→ **Exercise**
The data should be written out in full, exactly as it stands, and the pictures dropped.

Dataset rows describing interfaces:
◆ ◆ ◆ ◆ ◆

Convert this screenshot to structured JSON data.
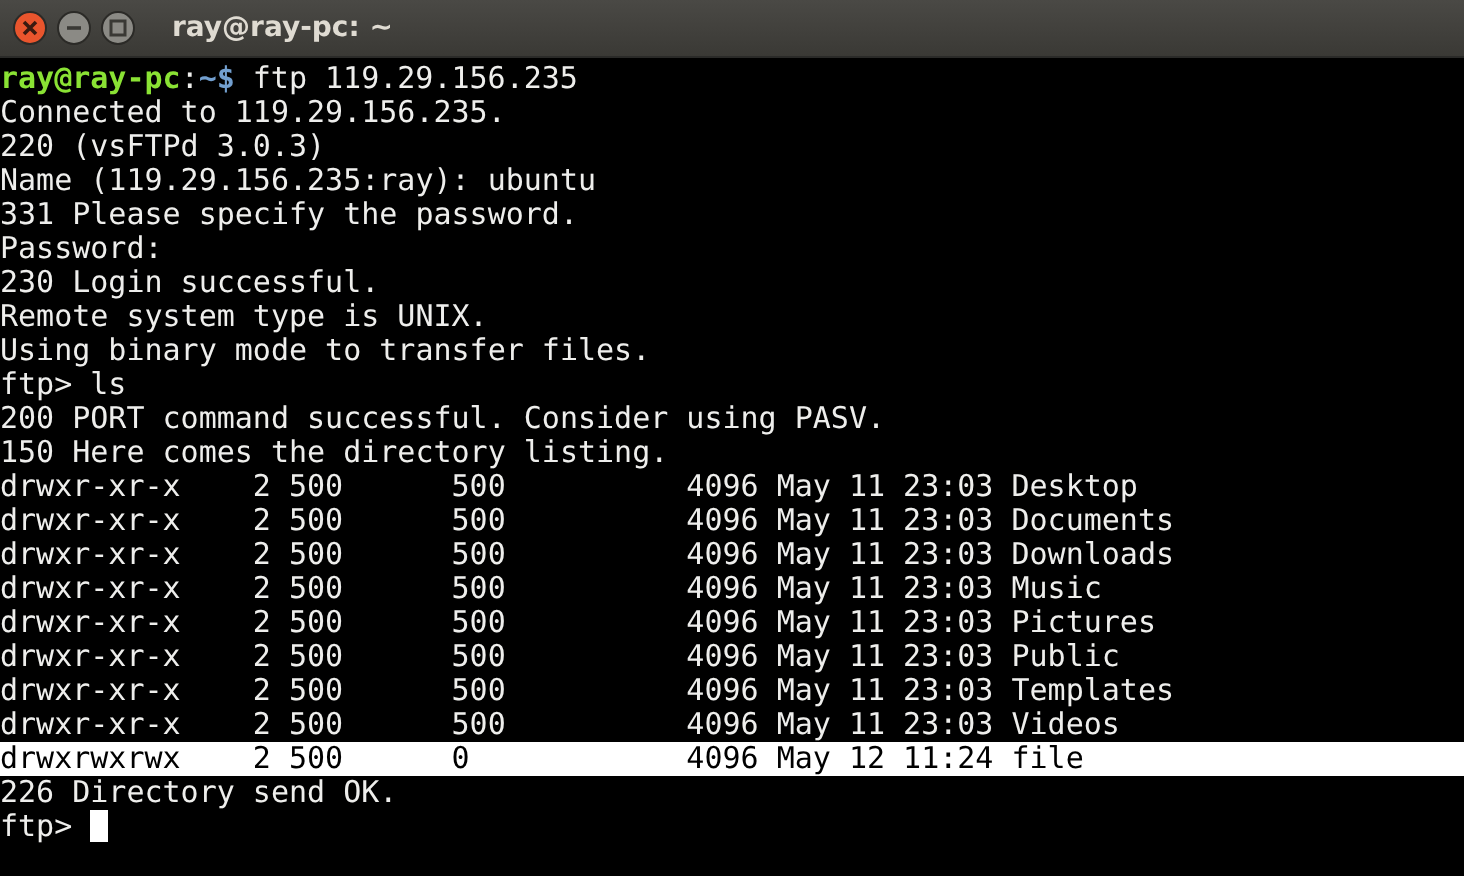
{
  "window": {
    "title": "ray@ray-pc: ~"
  },
  "lines": [
    {
      "kind": "shell_prompt",
      "user": "ray@ray-pc",
      "separator": ":",
      "path": "~",
      "symbol": "$",
      "command": "ftp 119.29.156.235"
    },
    {
      "kind": "output",
      "text": "Connected to 119.29.156.235."
    },
    {
      "kind": "output",
      "text": "220 (vsFTPd 3.0.3)"
    },
    {
      "kind": "output",
      "text": "Name (119.29.156.235:ray): ubuntu"
    },
    {
      "kind": "output",
      "text": "331 Please specify the password."
    },
    {
      "kind": "output",
      "text": "Password:"
    },
    {
      "kind": "output",
      "text": "230 Login successful."
    },
    {
      "kind": "output",
      "text": "Remote system type is UNIX."
    },
    {
      "kind": "output",
      "text": "Using binary mode to transfer files."
    },
    {
      "kind": "output",
      "text": "ftp> ls"
    },
    {
      "kind": "output",
      "text": "200 PORT command successful. Consider using PASV."
    },
    {
      "kind": "output",
      "text": "150 Here comes the directory listing."
    },
    {
      "kind": "listing",
      "text": "drwxr-xr-x    2 500      500          4096 May 11 23:03 Desktop",
      "highlighted": false
    },
    {
      "kind": "listing",
      "text": "drwxr-xr-x    2 500      500          4096 May 11 23:03 Documents",
      "highlighted": false
    },
    {
      "kind": "listing",
      "text": "drwxr-xr-x    2 500      500          4096 May 11 23:03 Downloads",
      "highlighted": false
    },
    {
      "kind": "listing",
      "text": "drwxr-xr-x    2 500      500          4096 May 11 23:03 Music",
      "highlighted": false
    },
    {
      "kind": "listing",
      "text": "drwxr-xr-x    2 500      500          4096 May 11 23:03 Pictures",
      "highlighted": false
    },
    {
      "kind": "listing",
      "text": "drwxr-xr-x    2 500      500          4096 May 11 23:03 Public",
      "highlighted": false
    },
    {
      "kind": "listing",
      "text": "drwxr-xr-x    2 500      500          4096 May 11 23:03 Templates",
      "highlighted": false
    },
    {
      "kind": "listing",
      "text": "drwxr-xr-x    2 500      500          4096 May 11 23:03 Videos",
      "highlighted": false
    },
    {
      "kind": "listing",
      "text": "drwxrwxrwx    2 500      0            4096 May 12 11:24 file",
      "highlighted": true
    },
    {
      "kind": "output",
      "text": "226 Directory send OK."
    },
    {
      "kind": "input_prompt",
      "text": "ftp>",
      "cursor": true
    }
  ]
}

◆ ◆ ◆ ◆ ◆

→ **Worked solution**
Convert this screenshot to structured JSON data.
{
  "window": {
    "title": "ray@ray-pc: ~"
  },
  "lines": [
    {
      "kind": "shell_prompt",
      "user": "ray@ray-pc",
      "separator": ":",
      "path": "~",
      "symbol": "$",
      "command": "ftp 119.29.156.235"
    },
    {
      "kind": "output",
      "text": "Connected to 119.29.156.235."
    },
    {
      "kind": "output",
      "text": "220 (vsFTPd 3.0.3)"
    },
    {
      "kind": "output",
      "text": "Name (119.29.156.235:ray): ubuntu"
    },
    {
      "kind": "output",
      "text": "331 Please specify the password."
    },
    {
      "kind": "output",
      "text": "Password:"
    },
    {
      "kind": "output",
      "text": "230 Login successful."
    },
    {
      "kind": "output",
      "text": "Remote system type is UNIX."
    },
    {
      "kind": "output",
      "text": "Using binary mode to transfer files."
    },
    {
      "kind": "output",
      "text": "ftp> ls"
    },
    {
      "kind": "output",
      "text": "200 PORT command successful. Consider using PASV."
    },
    {
      "kind": "output",
      "text": "150 Here comes the directory listing."
    },
    {
      "kind": "listing",
      "text": "drwxr-xr-x    2 500      500          4096 May 11 23:03 Desktop",
      "highlighted": false
    },
    {
      "kind": "listing",
      "text": "drwxr-xr-x    2 500      500          4096 May 11 23:03 Documents",
      "highlighted": false
    },
    {
      "kind": "listing",
      "text": "drwxr-xr-x    2 500      500          4096 May 11 23:03 Downloads",
      "highlighted": false
    },
    {
      "kind": "listing",
      "text": "drwxr-xr-x    2 500      500          4096 May 11 23:03 Music",
      "highlighted": false
    },
    {
      "kind": "listing",
      "text": "drwxr-xr-x    2 500      500          4096 May 11 23:03 Pictures",
      "highlighted": false
    },
    {
      "kind": "listing",
      "text": "drwxr-xr-x    2 500      500          4096 May 11 23:03 Public",
      "highlighted": false
    },
    {
      "kind": "listing",
      "text": "drwxr-xr-x    2 500      500          4096 May 11 23:03 Templates",
      "highlighted": false
    },
    {
      "kind": "listing",
      "text": "drwxr-xr-x    2 500      500          4096 May 11 23:03 Videos",
      "highlighted": false
    },
    {
      "kind": "listing",
      "text": "drwxrwxrwx    2 500      0            4096 May 12 11:24 file",
      "highlighted": true
    },
    {
      "kind": "output",
      "text": "226 Directory send OK."
    },
    {
      "kind": "input_prompt",
      "text": "ftp>",
      "cursor": true
    }
  ]
}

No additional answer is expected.